_Stored items_:

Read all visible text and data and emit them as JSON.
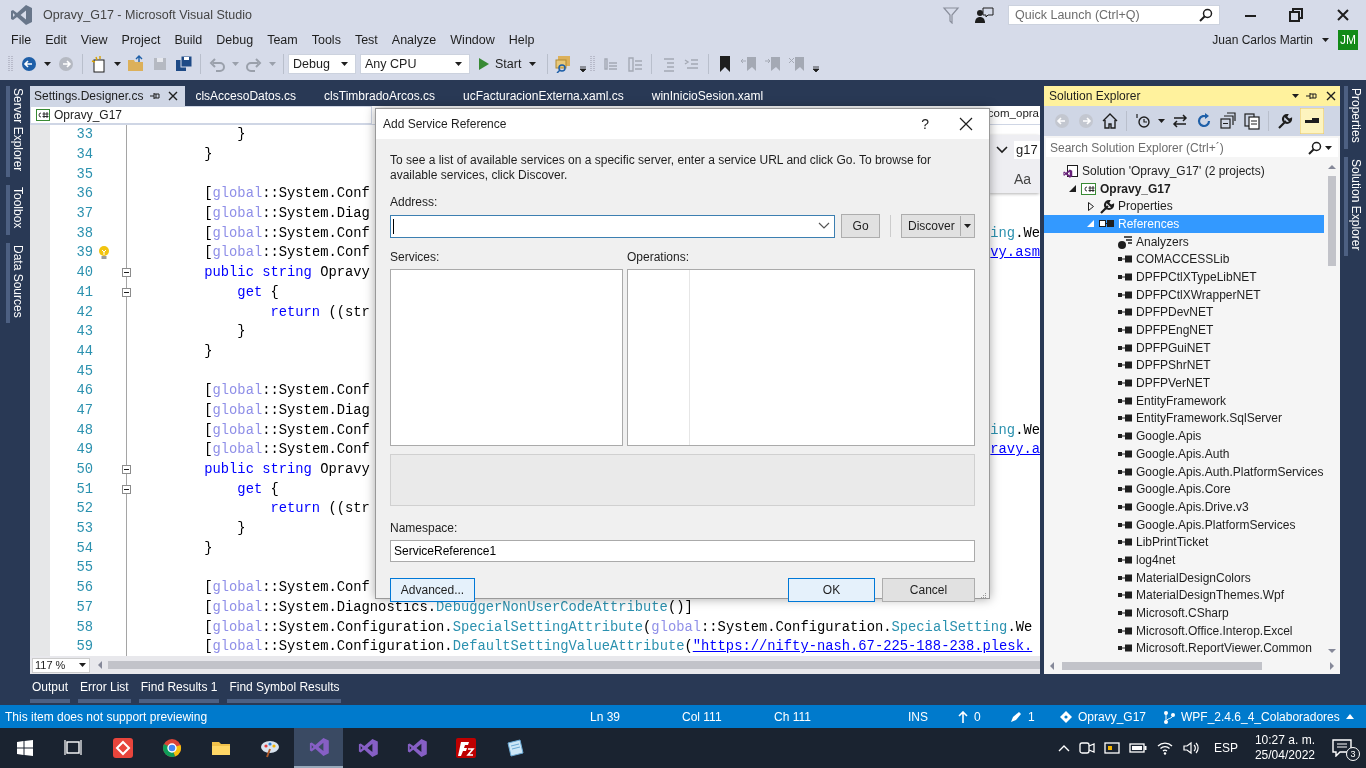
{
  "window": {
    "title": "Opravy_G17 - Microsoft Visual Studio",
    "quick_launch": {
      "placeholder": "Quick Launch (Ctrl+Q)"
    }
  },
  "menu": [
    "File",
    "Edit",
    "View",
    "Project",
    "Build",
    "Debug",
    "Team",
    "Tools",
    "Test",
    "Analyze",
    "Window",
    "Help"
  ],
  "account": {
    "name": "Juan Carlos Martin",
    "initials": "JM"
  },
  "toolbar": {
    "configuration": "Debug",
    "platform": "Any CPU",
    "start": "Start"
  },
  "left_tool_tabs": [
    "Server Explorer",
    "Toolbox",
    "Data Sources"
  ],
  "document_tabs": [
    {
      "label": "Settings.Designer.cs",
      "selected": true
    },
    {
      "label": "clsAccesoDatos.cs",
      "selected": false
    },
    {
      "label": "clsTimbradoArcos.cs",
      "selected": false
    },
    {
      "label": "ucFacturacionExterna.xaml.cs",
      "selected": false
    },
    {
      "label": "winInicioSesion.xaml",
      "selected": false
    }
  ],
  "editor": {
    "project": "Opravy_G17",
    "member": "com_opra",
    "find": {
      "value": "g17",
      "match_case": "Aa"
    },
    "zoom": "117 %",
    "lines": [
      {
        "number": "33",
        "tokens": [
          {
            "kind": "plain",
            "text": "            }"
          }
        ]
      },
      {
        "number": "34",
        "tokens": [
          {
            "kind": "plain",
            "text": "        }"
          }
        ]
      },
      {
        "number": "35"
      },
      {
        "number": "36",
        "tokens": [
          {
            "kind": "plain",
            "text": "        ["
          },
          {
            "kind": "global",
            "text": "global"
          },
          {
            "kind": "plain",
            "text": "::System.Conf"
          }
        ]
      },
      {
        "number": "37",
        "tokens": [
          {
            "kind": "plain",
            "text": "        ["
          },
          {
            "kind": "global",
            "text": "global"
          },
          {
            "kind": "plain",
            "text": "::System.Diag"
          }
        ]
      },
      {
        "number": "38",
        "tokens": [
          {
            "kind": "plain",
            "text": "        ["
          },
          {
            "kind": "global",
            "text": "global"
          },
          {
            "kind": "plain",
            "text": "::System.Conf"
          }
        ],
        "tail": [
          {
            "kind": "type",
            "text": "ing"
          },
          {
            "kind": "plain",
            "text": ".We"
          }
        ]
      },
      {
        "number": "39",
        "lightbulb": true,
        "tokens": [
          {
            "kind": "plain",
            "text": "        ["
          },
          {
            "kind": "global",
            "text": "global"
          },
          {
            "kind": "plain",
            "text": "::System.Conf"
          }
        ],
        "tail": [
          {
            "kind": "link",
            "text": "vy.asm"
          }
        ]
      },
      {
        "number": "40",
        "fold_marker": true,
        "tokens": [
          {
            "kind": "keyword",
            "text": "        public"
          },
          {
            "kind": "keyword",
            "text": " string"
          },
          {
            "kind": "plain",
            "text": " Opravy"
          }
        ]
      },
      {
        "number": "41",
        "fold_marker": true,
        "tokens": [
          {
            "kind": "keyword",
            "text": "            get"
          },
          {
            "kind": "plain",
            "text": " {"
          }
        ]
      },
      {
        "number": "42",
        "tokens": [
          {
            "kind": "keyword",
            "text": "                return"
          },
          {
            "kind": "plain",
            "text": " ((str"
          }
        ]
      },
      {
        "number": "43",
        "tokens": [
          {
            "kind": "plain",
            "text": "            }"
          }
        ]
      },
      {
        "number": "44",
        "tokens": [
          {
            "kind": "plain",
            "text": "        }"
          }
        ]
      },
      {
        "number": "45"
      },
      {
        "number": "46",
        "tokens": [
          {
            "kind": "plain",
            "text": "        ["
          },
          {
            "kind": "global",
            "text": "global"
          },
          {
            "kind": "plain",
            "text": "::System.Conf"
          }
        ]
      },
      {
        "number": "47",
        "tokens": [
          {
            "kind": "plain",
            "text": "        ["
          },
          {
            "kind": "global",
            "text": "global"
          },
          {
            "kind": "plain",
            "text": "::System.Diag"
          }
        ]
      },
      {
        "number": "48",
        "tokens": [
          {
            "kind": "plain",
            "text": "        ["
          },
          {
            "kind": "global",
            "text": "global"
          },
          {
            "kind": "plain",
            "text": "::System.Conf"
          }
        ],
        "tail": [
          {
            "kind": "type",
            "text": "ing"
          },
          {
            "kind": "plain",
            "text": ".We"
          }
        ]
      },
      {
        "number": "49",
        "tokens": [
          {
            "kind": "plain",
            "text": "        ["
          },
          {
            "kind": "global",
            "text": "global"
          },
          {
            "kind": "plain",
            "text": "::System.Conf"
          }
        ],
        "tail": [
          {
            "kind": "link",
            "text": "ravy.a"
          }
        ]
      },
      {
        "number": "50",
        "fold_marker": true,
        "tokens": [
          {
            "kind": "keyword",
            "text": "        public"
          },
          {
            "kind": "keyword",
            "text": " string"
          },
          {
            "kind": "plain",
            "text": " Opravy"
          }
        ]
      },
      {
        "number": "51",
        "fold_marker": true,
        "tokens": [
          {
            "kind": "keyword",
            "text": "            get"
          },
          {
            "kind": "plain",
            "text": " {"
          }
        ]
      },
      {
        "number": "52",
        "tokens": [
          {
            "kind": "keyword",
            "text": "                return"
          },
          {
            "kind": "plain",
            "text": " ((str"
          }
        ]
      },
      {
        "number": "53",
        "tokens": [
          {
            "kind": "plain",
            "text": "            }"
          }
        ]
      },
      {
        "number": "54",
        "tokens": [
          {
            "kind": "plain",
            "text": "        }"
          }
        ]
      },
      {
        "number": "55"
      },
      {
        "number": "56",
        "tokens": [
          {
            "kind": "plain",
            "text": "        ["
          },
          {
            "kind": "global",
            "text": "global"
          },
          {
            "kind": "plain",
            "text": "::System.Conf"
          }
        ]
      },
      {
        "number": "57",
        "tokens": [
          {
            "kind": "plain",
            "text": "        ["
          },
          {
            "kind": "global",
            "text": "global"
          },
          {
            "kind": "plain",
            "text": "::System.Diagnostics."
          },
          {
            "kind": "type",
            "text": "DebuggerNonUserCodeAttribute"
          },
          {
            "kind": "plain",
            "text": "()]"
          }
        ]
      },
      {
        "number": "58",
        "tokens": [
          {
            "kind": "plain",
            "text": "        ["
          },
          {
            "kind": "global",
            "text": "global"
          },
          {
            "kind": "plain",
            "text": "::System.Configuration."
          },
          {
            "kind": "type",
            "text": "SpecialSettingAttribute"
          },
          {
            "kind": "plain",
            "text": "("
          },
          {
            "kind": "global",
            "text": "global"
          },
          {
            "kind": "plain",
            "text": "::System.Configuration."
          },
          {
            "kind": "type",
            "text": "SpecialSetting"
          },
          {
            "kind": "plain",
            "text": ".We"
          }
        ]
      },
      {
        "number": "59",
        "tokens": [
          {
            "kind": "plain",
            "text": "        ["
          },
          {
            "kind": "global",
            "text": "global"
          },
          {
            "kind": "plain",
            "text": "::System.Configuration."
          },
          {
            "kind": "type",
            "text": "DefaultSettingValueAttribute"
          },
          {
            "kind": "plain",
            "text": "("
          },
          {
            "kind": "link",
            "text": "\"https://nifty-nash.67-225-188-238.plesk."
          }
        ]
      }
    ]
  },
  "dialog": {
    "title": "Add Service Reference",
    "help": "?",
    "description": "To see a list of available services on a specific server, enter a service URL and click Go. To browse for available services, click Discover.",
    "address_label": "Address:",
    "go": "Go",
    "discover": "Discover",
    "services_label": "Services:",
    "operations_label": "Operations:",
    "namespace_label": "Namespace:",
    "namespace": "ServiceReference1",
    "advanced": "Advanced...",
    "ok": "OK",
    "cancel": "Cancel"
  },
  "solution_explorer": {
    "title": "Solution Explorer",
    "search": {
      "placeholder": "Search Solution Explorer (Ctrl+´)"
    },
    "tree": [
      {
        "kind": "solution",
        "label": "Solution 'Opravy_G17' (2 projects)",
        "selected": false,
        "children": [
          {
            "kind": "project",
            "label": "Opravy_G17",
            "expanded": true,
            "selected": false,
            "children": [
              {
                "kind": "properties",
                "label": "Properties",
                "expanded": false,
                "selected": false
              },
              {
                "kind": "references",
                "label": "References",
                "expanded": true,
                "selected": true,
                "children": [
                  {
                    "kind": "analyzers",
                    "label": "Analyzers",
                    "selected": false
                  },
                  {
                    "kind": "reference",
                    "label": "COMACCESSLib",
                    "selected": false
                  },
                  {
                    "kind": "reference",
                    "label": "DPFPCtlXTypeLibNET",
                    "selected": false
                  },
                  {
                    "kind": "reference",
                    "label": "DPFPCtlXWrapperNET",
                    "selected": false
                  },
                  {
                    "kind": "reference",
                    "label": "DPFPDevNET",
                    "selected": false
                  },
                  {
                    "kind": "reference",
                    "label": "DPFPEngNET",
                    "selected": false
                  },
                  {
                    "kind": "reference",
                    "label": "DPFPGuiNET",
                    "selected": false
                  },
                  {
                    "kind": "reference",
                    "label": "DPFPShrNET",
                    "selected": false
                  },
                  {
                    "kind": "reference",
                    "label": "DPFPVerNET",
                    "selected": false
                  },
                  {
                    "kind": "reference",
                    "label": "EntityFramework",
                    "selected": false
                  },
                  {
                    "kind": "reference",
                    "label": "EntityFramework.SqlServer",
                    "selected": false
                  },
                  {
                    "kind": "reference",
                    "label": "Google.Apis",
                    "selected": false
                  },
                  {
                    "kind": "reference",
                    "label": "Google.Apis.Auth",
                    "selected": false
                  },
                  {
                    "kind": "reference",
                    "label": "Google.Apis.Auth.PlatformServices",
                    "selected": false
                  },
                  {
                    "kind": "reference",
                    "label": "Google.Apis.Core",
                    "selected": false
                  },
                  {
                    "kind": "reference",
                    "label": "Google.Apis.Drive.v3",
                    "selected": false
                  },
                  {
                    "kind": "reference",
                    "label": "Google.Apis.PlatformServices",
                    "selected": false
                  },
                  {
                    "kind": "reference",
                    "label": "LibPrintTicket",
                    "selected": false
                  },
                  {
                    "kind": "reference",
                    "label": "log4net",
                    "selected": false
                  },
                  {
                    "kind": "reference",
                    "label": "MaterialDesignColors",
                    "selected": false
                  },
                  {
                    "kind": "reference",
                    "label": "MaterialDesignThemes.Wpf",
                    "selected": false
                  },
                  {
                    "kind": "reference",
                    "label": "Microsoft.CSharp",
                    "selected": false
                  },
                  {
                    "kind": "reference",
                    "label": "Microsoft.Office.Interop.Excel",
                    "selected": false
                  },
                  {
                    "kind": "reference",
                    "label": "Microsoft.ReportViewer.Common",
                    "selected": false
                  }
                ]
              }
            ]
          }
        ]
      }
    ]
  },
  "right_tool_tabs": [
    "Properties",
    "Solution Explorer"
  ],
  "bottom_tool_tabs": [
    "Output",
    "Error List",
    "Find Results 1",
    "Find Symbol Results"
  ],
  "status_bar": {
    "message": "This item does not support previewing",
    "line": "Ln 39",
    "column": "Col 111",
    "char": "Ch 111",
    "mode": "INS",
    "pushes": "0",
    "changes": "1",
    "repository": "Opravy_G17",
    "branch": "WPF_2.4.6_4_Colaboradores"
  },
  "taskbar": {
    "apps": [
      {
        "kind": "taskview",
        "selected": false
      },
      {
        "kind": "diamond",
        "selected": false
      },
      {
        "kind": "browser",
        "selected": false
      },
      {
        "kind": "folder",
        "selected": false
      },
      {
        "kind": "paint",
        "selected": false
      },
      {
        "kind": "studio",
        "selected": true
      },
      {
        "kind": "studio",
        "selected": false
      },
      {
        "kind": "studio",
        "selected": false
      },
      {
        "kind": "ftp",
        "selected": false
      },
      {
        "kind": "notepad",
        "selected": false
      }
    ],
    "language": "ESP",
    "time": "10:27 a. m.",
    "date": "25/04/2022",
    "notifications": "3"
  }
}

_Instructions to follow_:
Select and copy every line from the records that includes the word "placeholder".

_Response area_:
      "placeholder": "Quick Launch (Ctrl+Q)"
      "placeholder": "Search Solution Explorer (Ctrl+´)"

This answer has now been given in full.